* What you should do *
Looking at the data that follows, count the lines containing the word "hyperlink" and write down only that count.
==========
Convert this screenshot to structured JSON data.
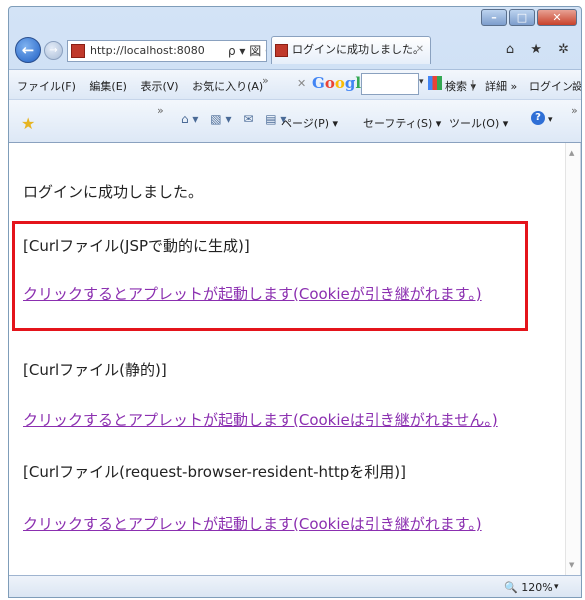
{
  "window": {
    "minimize": "–",
    "maximize": "□",
    "close": "✕"
  },
  "nav": {
    "back": "←",
    "forward": "→",
    "address": "http://localhost:8080",
    "address_controls": "ρ ▾ 図 C ✕",
    "tab_title": "ログインに成功しました。",
    "tab_close": "✕",
    "right_icons": "⌂ ★ ✲"
  },
  "menubar": {
    "items": [
      "ファイル(F)",
      "編集(E)",
      "表示(V)",
      "お気に入り(A)"
    ],
    "more": "»"
  },
  "google_toolbar": {
    "close": "✕",
    "logo": "Google",
    "dropdown": "▾",
    "search_label": "検索 ▾",
    "separator": "|",
    "details": "詳細 »",
    "login": "ログイン",
    "extra": "設"
  },
  "commandbar": {
    "star": "★",
    "more": "»",
    "icons": [
      "⌂ ▾",
      "▧ ▾",
      "✉",
      "▤ ▾"
    ],
    "page": "ページ(P) ▾",
    "safety": "セーフティ(S) ▾",
    "tools": "ツール(O) ▾",
    "help": "?",
    "help_dd": "▾",
    "more_right": "»"
  },
  "content": {
    "message": "ログインに成功しました。",
    "section1_title": "[Curlファイル(JSPで動的に生成)]",
    "section1_link": "クリックするとアプレットが起動します(Cookieが引き継がれます。)",
    "section2_title": "[Curlファイル(静的)]",
    "section2_link": "クリックするとアプレットが起動します(Cookieは引き継がれません。)",
    "section3_title": "[Curlファイル(request-browser-resident-httpを利用)]",
    "section3_link": "クリックするとアプレットが起動します(Cookieは引き継がれます。)"
  },
  "statusbar": {
    "zoom_icon": "🔍",
    "zoom": "120%",
    "zoom_dd": "▾"
  },
  "colors": {
    "link": "#8b2fb0",
    "highlight_box": "#e4141b"
  }
}
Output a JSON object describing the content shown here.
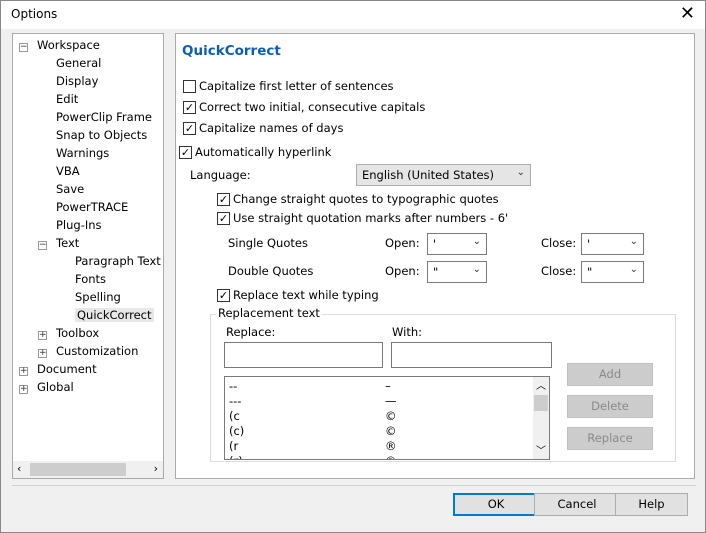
{
  "window": {
    "title": "Options"
  },
  "tree": {
    "items": [
      {
        "label": "Workspace",
        "level": 0,
        "toggle": "minus"
      },
      {
        "label": "General",
        "level": 1
      },
      {
        "label": "Display",
        "level": 1
      },
      {
        "label": "Edit",
        "level": 1
      },
      {
        "label": "PowerClip Frame",
        "level": 1
      },
      {
        "label": "Snap to Objects",
        "level": 1
      },
      {
        "label": "Warnings",
        "level": 1
      },
      {
        "label": "VBA",
        "level": 1
      },
      {
        "label": "Save",
        "level": 1
      },
      {
        "label": "PowerTRACE",
        "level": 1
      },
      {
        "label": "Plug-Ins",
        "level": 1
      },
      {
        "label": "Text",
        "level": 1,
        "toggle": "minus"
      },
      {
        "label": "Paragraph Text F",
        "level": 2
      },
      {
        "label": "Fonts",
        "level": 2
      },
      {
        "label": "Spelling",
        "level": 2
      },
      {
        "label": "QuickCorrect",
        "level": 2,
        "selected": true
      },
      {
        "label": "Toolbox",
        "level": 1,
        "toggle": "plus"
      },
      {
        "label": "Customization",
        "level": 1,
        "toggle": "plus"
      },
      {
        "label": "Document",
        "level": 0,
        "toggle": "plus"
      },
      {
        "label": "Global",
        "level": 0,
        "toggle": "plus"
      }
    ]
  },
  "panel": {
    "title": "QuickCorrect",
    "capitalize_first": {
      "label": "Capitalize first letter of sentences",
      "checked": false
    },
    "two_capitals": {
      "label": "Correct two initial, consecutive capitals",
      "checked": true
    },
    "days": {
      "label": "Capitalize names of days",
      "checked": true
    },
    "hyperlink": {
      "label": "Automatically hyperlink",
      "checked": true
    },
    "language_label": "Language:",
    "language_value": "English (United States)",
    "typographic": {
      "label": "Change straight quotes to typographic quotes",
      "checked": true
    },
    "straight_numbers": {
      "label": "Use straight quotation marks after numbers - 6'",
      "checked": true
    },
    "single_quotes": "Single Quotes",
    "double_quotes": "Double Quotes",
    "open_label": "Open:",
    "close_label": "Close:",
    "single_open": "'",
    "single_close": "'",
    "double_open": "\"",
    "double_close": "\"",
    "replace_typing": {
      "label": "Replace text while typing",
      "checked": true
    },
    "group_label": "Replacement text",
    "replace_label": "Replace:",
    "with_label": "With:",
    "replace_value": "",
    "with_value": "",
    "rows": [
      [
        "--",
        "–"
      ],
      [
        "---",
        "—"
      ],
      [
        "(c",
        "©"
      ],
      [
        "(c)",
        "©"
      ],
      [
        "(r",
        "®"
      ],
      [
        "(r)",
        "®"
      ]
    ],
    "add": "Add",
    "delete": "Delete",
    "replace": "Replace"
  },
  "footer": {
    "ok": "OK",
    "cancel": "Cancel",
    "help": "Help"
  }
}
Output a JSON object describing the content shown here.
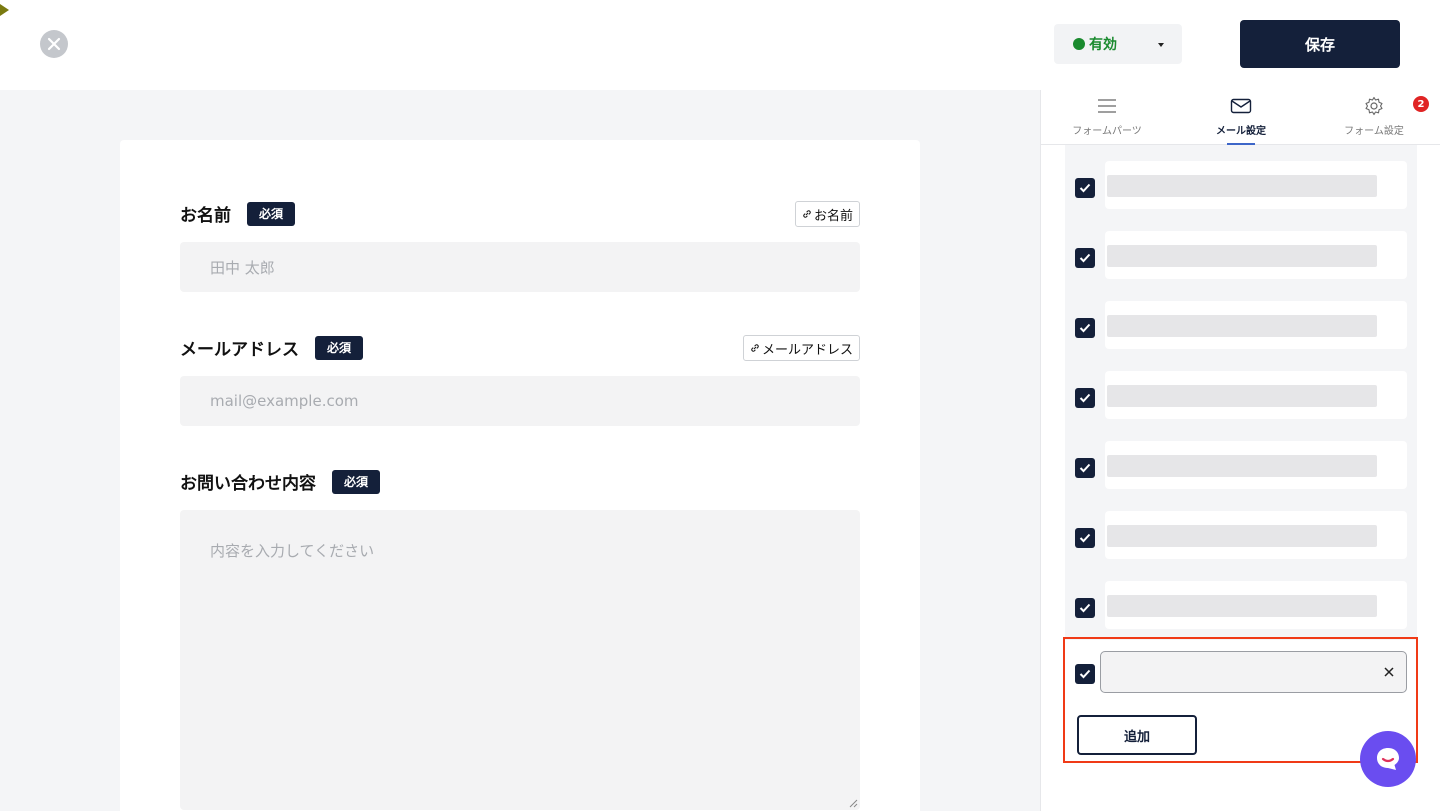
{
  "header": {
    "status": {
      "label": "有効",
      "color": "#1a8a2e"
    },
    "save_label": "保存"
  },
  "form": {
    "fields": [
      {
        "label": "お名前",
        "required_label": "必須",
        "link_label": "お名前",
        "placeholder": "田中 太郎"
      },
      {
        "label": "メールアドレス",
        "required_label": "必須",
        "link_label": "メールアドレス",
        "placeholder": "mail@example.com"
      },
      {
        "label": "お問い合わせ内容",
        "required_label": "必須",
        "placeholder": "内容を入力してください"
      }
    ]
  },
  "panel": {
    "tabs": [
      {
        "label": "フォームパーツ",
        "icon": "menu-icon"
      },
      {
        "label": "メール設定",
        "icon": "mail-icon",
        "active": true
      },
      {
        "label": "フォーム設定",
        "icon": "gear-icon",
        "badge": "2"
      }
    ],
    "add_label": "追加"
  },
  "colors": {
    "primary": "#14203a",
    "accent": "#3d66c8",
    "highlight": "#f03a17",
    "chat": "#6a4df0"
  }
}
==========
* Expected answer *
2